Putting capital gains taxes into perspective
A capital gains tax of more than $ 500 an acre does not immediately reflect the magnitude or magnitude of the tax increase, so it is important to put this tax in perspective. Agriculture and animal husbandry is an asset-intensive, low-margin sector. According to USDA-Economic Research Service February 2021 Farm Income Forecast, the projected five-year average rate of return on farm assets is 2.8%, which is significantly lower than the S&P 500’s five-year average return on assets of nearly 8.0%. At this rate, $ 1 million in farm assets would only generate an annual income of $ 27,800. Due to the lower returns on farm assets, taxes based on valuation of assets become even more important for agricultural producers, as assets generate much lower returns than other asset classes.

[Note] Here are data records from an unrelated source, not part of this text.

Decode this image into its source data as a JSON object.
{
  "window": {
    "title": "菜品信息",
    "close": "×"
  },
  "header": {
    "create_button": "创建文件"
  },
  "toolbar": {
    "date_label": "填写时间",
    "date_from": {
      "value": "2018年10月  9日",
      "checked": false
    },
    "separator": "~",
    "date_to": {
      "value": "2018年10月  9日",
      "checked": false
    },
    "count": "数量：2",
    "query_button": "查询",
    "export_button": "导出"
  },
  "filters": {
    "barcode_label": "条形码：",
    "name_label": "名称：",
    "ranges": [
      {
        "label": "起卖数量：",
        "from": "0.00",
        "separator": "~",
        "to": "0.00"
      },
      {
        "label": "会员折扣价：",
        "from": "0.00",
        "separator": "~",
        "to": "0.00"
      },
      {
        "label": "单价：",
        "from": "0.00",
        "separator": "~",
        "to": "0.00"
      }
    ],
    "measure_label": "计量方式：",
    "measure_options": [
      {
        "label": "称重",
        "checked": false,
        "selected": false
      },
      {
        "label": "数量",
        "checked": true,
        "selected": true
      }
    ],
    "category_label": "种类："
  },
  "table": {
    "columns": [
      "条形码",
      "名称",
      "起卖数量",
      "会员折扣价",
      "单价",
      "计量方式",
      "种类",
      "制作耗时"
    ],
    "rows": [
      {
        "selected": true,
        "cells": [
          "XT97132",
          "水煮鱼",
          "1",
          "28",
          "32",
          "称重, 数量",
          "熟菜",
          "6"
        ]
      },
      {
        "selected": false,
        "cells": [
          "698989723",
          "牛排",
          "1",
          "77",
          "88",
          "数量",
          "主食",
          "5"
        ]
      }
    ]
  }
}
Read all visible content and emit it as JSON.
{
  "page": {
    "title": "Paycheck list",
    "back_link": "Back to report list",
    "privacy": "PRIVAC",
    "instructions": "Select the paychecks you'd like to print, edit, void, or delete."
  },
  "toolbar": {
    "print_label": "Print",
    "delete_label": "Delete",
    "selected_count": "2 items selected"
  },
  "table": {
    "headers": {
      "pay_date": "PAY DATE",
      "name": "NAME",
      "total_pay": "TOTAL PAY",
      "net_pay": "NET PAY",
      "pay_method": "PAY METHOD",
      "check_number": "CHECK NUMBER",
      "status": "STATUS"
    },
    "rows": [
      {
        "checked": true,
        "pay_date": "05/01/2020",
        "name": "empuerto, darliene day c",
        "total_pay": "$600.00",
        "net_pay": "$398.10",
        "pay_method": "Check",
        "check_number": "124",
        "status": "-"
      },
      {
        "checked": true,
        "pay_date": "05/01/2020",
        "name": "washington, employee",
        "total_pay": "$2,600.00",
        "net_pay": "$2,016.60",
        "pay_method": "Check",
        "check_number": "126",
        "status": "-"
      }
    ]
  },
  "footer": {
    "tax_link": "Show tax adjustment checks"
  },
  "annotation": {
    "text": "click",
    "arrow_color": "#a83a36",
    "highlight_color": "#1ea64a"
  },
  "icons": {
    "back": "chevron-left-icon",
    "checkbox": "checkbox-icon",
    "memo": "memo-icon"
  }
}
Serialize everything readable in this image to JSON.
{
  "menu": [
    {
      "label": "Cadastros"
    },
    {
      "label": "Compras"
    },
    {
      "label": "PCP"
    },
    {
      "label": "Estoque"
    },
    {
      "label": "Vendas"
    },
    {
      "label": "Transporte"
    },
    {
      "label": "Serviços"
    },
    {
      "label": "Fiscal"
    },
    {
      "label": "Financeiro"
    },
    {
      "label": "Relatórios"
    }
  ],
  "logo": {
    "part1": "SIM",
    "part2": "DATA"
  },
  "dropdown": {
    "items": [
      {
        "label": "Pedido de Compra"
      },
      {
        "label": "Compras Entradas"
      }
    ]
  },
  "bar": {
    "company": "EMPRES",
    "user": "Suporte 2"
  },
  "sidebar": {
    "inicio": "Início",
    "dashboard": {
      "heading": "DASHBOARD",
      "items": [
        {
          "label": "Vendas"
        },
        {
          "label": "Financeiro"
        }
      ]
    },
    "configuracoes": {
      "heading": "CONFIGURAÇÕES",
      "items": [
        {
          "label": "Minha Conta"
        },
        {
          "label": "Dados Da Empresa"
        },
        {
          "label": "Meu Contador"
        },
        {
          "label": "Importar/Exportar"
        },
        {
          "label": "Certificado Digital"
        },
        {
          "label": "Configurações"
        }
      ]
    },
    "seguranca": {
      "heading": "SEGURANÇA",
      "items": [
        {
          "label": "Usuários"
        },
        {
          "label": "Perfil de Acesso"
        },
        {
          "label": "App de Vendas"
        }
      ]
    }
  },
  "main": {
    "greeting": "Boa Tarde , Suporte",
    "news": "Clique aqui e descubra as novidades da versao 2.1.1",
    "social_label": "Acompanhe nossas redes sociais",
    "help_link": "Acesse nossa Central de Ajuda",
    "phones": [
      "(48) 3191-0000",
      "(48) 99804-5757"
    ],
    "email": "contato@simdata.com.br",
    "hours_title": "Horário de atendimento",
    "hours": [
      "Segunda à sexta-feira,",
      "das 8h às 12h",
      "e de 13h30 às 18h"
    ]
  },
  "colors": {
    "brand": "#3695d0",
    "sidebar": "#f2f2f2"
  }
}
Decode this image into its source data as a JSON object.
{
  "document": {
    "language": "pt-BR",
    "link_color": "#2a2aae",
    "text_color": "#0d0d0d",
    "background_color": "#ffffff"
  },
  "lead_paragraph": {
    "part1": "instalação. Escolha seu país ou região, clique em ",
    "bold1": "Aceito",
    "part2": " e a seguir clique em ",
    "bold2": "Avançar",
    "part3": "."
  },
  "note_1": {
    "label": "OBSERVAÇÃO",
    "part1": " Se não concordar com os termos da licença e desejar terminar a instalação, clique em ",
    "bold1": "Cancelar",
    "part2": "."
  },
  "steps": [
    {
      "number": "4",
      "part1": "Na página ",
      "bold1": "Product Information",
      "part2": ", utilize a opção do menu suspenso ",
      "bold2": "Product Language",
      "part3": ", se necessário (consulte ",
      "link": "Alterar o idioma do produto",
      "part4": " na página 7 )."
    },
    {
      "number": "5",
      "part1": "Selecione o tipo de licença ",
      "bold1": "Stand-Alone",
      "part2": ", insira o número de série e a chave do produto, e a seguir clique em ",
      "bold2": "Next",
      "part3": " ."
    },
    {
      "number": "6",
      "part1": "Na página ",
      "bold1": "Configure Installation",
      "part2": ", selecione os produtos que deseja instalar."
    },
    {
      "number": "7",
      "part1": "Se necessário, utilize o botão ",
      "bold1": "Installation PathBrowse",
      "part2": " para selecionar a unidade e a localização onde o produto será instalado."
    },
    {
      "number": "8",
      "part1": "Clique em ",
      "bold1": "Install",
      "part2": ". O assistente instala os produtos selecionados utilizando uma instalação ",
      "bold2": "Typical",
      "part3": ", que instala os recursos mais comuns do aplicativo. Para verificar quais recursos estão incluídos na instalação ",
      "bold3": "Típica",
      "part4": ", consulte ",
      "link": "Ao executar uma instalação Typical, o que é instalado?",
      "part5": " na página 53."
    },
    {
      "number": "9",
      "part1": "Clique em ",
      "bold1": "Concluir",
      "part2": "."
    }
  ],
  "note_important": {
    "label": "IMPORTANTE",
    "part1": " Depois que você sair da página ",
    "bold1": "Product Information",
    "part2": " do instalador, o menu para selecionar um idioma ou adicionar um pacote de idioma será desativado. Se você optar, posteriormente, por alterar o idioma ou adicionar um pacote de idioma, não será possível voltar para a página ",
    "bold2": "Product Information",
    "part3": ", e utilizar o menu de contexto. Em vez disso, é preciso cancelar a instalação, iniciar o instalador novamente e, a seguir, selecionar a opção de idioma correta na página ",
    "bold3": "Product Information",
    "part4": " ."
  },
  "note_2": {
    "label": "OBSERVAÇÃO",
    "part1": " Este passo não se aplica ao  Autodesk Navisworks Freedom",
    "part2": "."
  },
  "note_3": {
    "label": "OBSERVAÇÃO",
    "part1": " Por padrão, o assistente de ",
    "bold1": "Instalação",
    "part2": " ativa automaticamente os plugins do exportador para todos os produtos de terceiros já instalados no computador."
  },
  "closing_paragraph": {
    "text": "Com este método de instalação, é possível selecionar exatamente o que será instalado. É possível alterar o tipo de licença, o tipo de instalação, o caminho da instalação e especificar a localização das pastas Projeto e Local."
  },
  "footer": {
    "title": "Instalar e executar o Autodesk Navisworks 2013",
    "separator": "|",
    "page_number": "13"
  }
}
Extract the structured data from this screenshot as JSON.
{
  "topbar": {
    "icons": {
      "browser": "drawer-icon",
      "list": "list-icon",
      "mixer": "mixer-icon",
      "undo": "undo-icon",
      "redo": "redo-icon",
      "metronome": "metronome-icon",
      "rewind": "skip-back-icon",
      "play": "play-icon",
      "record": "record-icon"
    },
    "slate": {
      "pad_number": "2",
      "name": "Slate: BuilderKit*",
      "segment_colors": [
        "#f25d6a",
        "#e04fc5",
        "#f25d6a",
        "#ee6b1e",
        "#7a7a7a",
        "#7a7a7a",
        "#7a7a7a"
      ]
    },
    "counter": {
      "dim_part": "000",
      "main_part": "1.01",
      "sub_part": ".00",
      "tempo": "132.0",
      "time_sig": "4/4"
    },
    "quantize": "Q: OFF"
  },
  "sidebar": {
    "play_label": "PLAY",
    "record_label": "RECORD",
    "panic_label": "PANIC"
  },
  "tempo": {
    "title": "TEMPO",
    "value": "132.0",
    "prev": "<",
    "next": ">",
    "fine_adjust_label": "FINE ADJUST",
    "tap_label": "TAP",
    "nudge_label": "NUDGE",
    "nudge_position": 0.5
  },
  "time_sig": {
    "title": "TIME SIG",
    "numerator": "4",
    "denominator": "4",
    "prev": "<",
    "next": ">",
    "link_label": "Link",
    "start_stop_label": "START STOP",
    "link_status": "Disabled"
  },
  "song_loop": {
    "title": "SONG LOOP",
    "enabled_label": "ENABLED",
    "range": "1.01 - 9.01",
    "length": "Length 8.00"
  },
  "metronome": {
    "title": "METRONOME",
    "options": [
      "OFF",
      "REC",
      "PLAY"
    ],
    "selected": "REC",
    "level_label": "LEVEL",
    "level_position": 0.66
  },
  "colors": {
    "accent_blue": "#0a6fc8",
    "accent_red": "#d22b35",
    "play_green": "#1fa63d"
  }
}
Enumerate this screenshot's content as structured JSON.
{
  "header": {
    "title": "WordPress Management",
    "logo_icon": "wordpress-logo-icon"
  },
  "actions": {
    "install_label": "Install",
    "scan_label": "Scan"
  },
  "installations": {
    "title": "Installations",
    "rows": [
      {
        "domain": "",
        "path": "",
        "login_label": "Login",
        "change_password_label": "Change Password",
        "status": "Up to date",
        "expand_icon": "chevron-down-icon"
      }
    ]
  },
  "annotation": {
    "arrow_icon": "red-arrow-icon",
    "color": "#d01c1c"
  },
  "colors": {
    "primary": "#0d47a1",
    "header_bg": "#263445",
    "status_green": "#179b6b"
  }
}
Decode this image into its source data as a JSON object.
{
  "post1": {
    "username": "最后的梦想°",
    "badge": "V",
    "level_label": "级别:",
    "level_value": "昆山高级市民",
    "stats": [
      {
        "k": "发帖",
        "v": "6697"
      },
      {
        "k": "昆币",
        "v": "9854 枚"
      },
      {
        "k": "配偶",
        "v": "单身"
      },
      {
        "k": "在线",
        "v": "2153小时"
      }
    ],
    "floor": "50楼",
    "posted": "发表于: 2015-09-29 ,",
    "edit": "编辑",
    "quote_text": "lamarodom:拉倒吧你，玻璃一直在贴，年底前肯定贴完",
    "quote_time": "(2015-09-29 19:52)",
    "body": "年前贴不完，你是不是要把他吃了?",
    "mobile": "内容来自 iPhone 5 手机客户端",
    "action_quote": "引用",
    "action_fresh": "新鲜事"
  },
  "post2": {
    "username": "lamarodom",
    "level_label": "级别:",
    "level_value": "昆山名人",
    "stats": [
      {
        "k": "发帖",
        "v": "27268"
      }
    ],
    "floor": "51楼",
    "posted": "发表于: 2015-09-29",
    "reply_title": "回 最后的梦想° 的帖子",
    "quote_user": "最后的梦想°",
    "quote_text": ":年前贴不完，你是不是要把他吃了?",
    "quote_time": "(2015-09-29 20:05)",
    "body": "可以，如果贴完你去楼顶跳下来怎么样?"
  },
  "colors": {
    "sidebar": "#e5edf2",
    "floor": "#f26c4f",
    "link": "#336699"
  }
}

Capital gains tax was calculated on the basis of the appreciation of agricultural land. Based on the average change in the value of cropland, average US cash rents, and estimated capital gains tax, the US capital gains tax would equal more of 400% of the average rental cash rate. In the United States, capital gains tax as a proportion of the rental cash rate ranges from a low of 74% in New Mexico to over 1,300% in New Jersey. Let it in. The per acre capital gains tax in 37 states is over 400% of the average cash rental rate, a very significant tax obligation that many farm families face, regardless of the size of the farm. This obligation discourages the sale of land thereby potentially increasing the cost of agricultural land.
Another way to put into perspective the potential effect of removing the increased tax base is to compare the potential tax on land capital gains with the rental income from the land in order to estimate the time it would take to compensate for the loss of the increased base if the capital gains tax were fully integrated into the price of the land. The number of years varies by state, but is over four years depending on national average rental rates and estimated tax burden. In states with larger urban areas, it would take longer to pay capital gains tax because the value of land increases much faster than rental rates in cash, as non-agricultural uses increase. raise land prices. In the center of the country, the range extends from about three years to six years for paying the tax.
To minimize the impact of onerous capital gains taxes, farmers and ranchers use a grossed-up base, which resets the asset value base during intergenerational transfers. Capital gains taxes are based on the change in the value of an asset, such as farmland, livestock, or timber, when that asset is sold. Assuming a very likely capital gains tax rate of 20%, without mark-up, it is estimated that the tax burden on farmers and ranchers inheriting cropland would be significantly higher than the cash rental income generated on the land. agricultural. In the case of most farms, capital gains tax would take several years of rental income to pay off the tax liability.
Heirs faced with these taxes would incur high costs for the sale of the land, thus increasing costs for everyone in the market. If an estate is passed on with debts, the family may not be able to meet the tax liability. To protect these family farms and minimize the impact of taxes on capital gains, it is important that the farms have continued access to a premium base. The elimination of the strengthened base to generate more federal revenue endangers the livelihoods of American family farms and the economic sustainability of those family farms in the long term.